Updated Apr 13, 2021 - Politics & Policy

Police chief and officer who fatally shot Daunte Wright resign

Protesters in front of the Brooklyn Center police station on April 13. Photo: Christopher Mark Juhn/Anadolu Agency via Getty Images

Kim Potter, identified as the officer who fatally shot Daunte Wright, a 20-year-old Black man, during a weekend traffic stop near Minneapolis, resigned from her position "effectively immediately," Brooklyn Center Mayor Mike Elliott said in a statement Tuesday.

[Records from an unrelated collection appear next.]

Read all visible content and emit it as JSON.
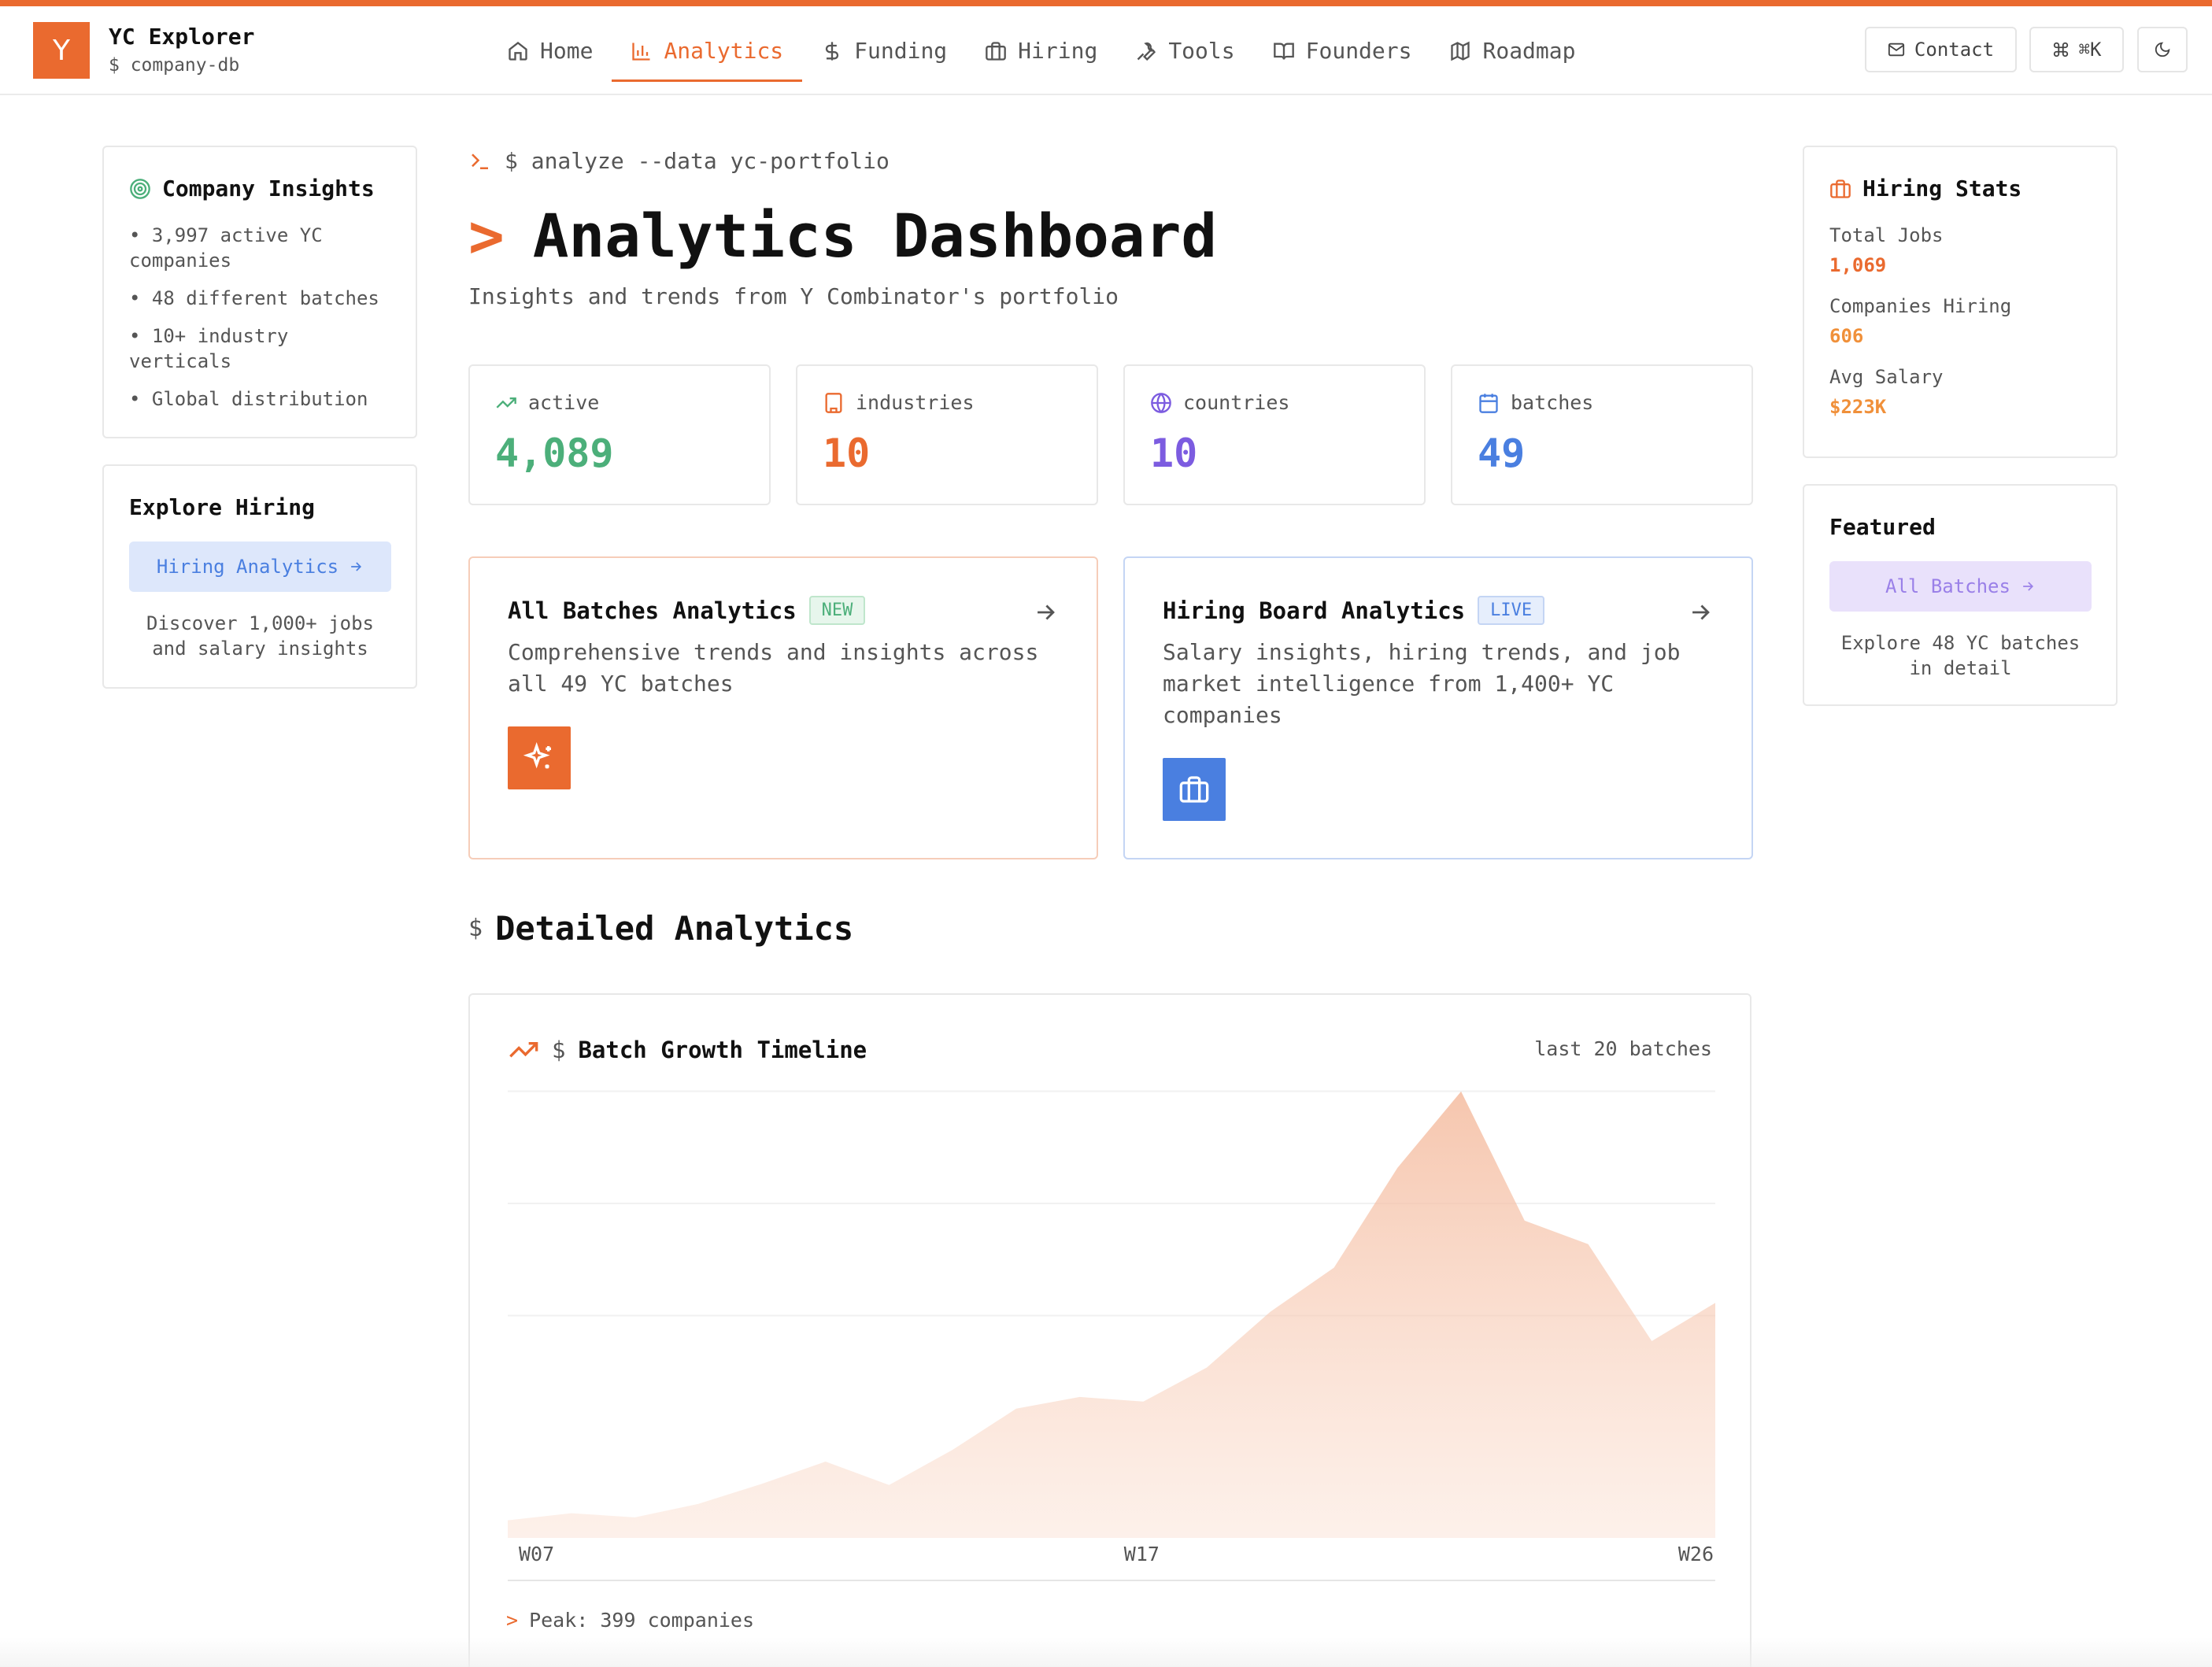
{
  "brand": {
    "logo_letter": "Y",
    "title": "YC Explorer",
    "subtitle": "$ company-db"
  },
  "nav": [
    {
      "label": "Home",
      "icon": "home-icon",
      "active": false
    },
    {
      "label": "Analytics",
      "icon": "bar-chart-icon",
      "active": true
    },
    {
      "label": "Funding",
      "icon": "dollar-icon",
      "active": false
    },
    {
      "label": "Hiring",
      "icon": "briefcase-icon",
      "active": false
    },
    {
      "label": "Tools",
      "icon": "wrench-icon",
      "active": false
    },
    {
      "label": "Founders",
      "icon": "book-open-icon",
      "active": false
    },
    {
      "label": "Roadmap",
      "icon": "map-icon",
      "active": false
    }
  ],
  "header_actions": {
    "contact": "Contact",
    "shortcut": "⌘K"
  },
  "left": {
    "insights_title": "Company Insights",
    "insights": [
      "• 3,997 active YC companies",
      "• 48 different batches",
      "• 10+ industry verticals",
      "• Global distribution"
    ],
    "explore_title": "Explore Hiring",
    "explore_button": "Hiring Analytics",
    "explore_note": "Discover 1,000+ jobs and salary insights"
  },
  "main": {
    "command": "$ analyze --data yc-portfolio",
    "title_prefix": ">",
    "title": "Analytics Dashboard",
    "subtitle": "Insights and trends from Y Combinator's portfolio"
  },
  "stats": [
    {
      "label": "active",
      "value": "4,089",
      "icon": "trending-up-icon",
      "color": "#4caf7a"
    },
    {
      "label": "industries",
      "value": "10",
      "icon": "building-icon",
      "color": "#ea6a2f"
    },
    {
      "label": "countries",
      "value": "10",
      "icon": "globe-icon",
      "color": "#7c5ce0"
    },
    {
      "label": "batches",
      "value": "49",
      "icon": "calendar-icon",
      "color": "#4a7fe0"
    }
  ],
  "features": [
    {
      "title": "All Batches Analytics",
      "badge": "NEW",
      "desc": "Comprehensive trends and insights across all 49 YC batches",
      "icon": "sparkles-icon"
    },
    {
      "title": "Hiring Board Analytics",
      "badge": "LIVE",
      "desc": "Salary insights, hiring trends, and job market intelligence from 1,400+ YC companies",
      "icon": "briefcase-icon"
    }
  ],
  "section": {
    "prefix": "$",
    "title": "Detailed Analytics"
  },
  "chart_data": {
    "type": "area",
    "title": "Batch Growth Timeline",
    "title_prefix": "$",
    "range_label": "last 20 batches",
    "x": [
      "W07",
      "",
      "",
      "",
      "",
      "",
      "",
      "",
      "",
      "",
      "W17",
      "",
      "",
      "",
      "",
      "",
      "",
      "",
      "",
      "W26"
    ],
    "values": [
      30,
      42,
      35,
      58,
      92,
      130,
      90,
      150,
      220,
      240,
      232,
      290,
      385,
      460,
      630,
      760,
      540,
      500,
      335,
      400
    ],
    "ylim": [
      0,
      420
    ],
    "peak_label": "Peak: 399 companies",
    "grid": true,
    "color": "#ea6a2f"
  },
  "right": {
    "hiring_title": "Hiring Stats",
    "stats": [
      {
        "label": "Total Jobs",
        "value": "1,069",
        "color": "#ea6a2f"
      },
      {
        "label": "Companies Hiring",
        "value": "606",
        "color": "#f0903a"
      },
      {
        "label": "Avg Salary",
        "value": "$223K",
        "color": "#f0903a"
      }
    ],
    "featured_title": "Featured",
    "featured_button": "All Batches",
    "featured_note": "Explore 48 YC batches in detail"
  }
}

What's new: Brooklyn Center Police Chief Tim Gannon also submitted his resignation letter on Tuesday, Elliott said at a press conference. Elliot also called on Minnesota Gov. Tim Walz to turn the case over to Attorney General Keith Ellison, whose office is currently prosecuting former Minneapolis police officer Derek Chauvin for the murder of George Floyd.

Updated Apr 13, 2021 - Axios Twin Cities

Police: Officer who shot Daunte Wright accidentally pulled gun instead of Taser

The officer who fatally shot Daunte Wright, a 20-year-old Black man, outside Minneapolis Sunday appeared to have inadvertently pulled out her gun instead of a Taser, police said.

What's new: Officials on Monday night identified the officer involved in the shooting as Kim Potter, who has been with the Brooklyn Center Police Department for 26 years.

Apr 13, 2021 - Axios Twin Cities

Fallout over Daunte Wright shooting continues

A second night of protests over the police shooting of Daunte Wright unfolded in Brooklyn Center Monday, as a large crowd defied a curfew and pleas from city leaders to go home.

Driving the news: “We are going to get to the bottom of this. We are going to make sure that there’s justice, that this officer is held accountable," Brooklyn Center Mayor Mike Elliott told demonstrators in an effort to calm tensions after dark.